On Sunday, March 5, Edith Vis rode from Sunset Manor retirement community to Faith Community Church in the church van—just like she does each week.

But by the time she got there, she knew something wasn’t right.

She felt dazed. Something seemed off.

A church parishioner called 911 and Vis soon found herself at the Spectrum Health Butterworth Hospital emergency department, under the care of two stroke specialists—vascular neurologist Omran Kaskar, DO, and neurosurgeon Justin Singer, MD.

“I was at the right place at the right time,” said Vis, 88, of Jenison, Michigan.

Drs. Kaskar and Singer agree. They remember that morning well.
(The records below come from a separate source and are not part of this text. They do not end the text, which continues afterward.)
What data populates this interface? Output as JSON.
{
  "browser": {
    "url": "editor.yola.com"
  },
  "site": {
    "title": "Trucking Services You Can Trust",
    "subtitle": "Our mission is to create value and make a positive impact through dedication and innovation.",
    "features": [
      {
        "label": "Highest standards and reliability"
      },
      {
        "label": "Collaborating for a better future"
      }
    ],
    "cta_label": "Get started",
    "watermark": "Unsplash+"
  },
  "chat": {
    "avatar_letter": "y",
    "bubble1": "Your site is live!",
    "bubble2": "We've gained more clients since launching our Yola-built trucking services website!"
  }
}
Because Vis had been having stroke symptoms for an indeterminate time, Dr. Kaskar decided she wasn’t a candidate for the typical first course of action—administering tissue plasminogen activator, also known as tPA, a clot-busting medication. The drug needs to be used within three hours of a stroke, although sometimes that can be extended to four and a half hours.

Scans showed that while Vis’ stroke was not large yet, if left untreated it could be massive, impacting the whole left side of her brain. That could lead to paralysis on the right side, as well as an inability to speak and possible death.

Dr. Kaskar said the clot rested in the middle cerebral artery, the largest cerebral artery. That made Vis an ideal candidate for what’s called a mechanical thrombectomy—physical removal of the blood clot.

Remarkable recovery

For the procedure, Dr. Singer sends a small catheter through an artery in the groin up to the blocked artery in the brain. A wire cage device called a stent retriever grabs the clot, allowing him to pull it down. He also uses a special catheter that helps with suction.

Vis’ clot proved tricky. It took Dr. Singer a few tries to open the artery, but he prevailed.

“We had her vessel reopened in a pretty short period of time from her arrival at Spectrum,” Dr. Singer said. “Time is brain, and we know that every hour that we extend that window from onset of symptoms, there’s a 6 percent reduction in the benefit of the treatment. So, the sooner the better.”

Vis made a remarkable recovery.

After leaving the hospital, she spent several weeks at a rehabilitation facility to work on her speech and movement on her right side.

By April 8, eight weeks after her stroke, she got back into her apartment at Sunset Manor, where she had moved just six weeks prior to her stroke.

“We were just amazed, from one day to the next, by what she was able to do,” said her daughter, Helaine Kamps.

Vis also suffers from age-related memory loss. Someone must visit her daily to help her with medications, Kamps said.

Since then, life has thrown her a setback or two. This past summer, for example, Vis broke two ribs after a tumble at the family cottage. She has learned to tread carefully, as much as possible.

But otherwise, she’s back to doing the things she loves. Singing in the choir at Sunset Manor. Crossword puzzles, word searches and Sudoku. Tending her plants. Cheering on the Detroit Tigers.

Every Sunday after church, family members stop by to visit. Vis has retired from making homemade pies for the occasion, but the visits are sweet as ever. She also retired from making her special treat—the Dutch pastry, banket. She used to make it by the dozens every year around Christmas.

“Mom’s was the best,” Kamps said. “That was one of the gifts the grandkids would love.”

Vis has five children: William, Randall, Helaine (Kamps), James and Calvin. Tragically, a sixth child—her daughter, Marlys—died at age 21 in 1968 in an airplane crash in Hawaii.

An Iowa native, Vis moved to Wyoming, Michigan, with her late husband, Walter, in 1957. He died 12 years ago. In her apartment, she’s surrounded by furniture he made—a bedroom set made from Carpathian elm wood, a grandfather clock and a brass table in her entryway.

“It’s very special,” she said of the furniture.

‘In God’s hands’

Vis’ doctors are grateful she’s back in her home and living independently. Things could have gone very differently had Vis not made it to the hospital when she did. She could have faced paralysis or death.

“I feel tremendous gratitude in knowing that I helped prevent that from happening to someone and that our team is able to offer that to people when they come in the door,” Dr. Singer said.

Spectrum Health Butterworth Hospital is a certified comprehensive stroke center, which means it can provide the highest level of medical and surgical stroke treatment. It is the first of its kind in Grand Rapids.

Dr. Singer said the earlier that stroke victims get to them, the more they can do to help.

“Typically, we say think FAST for stroke,” Dr. Singer said. “Facial droop, Arm weakness, Slurring speech, Time to get help quickly. If you think someone is having a stroke, don’t call your doctor first—call 911 or get to the ER.”

The outcome with Vis is exactly what doctors hope for every time.

“It really is a happy ending,” Dr. Singer said.

Kamps wholeheartedly agrees.

“We were very thankful,” Kamps said. “She was in God’s hands.”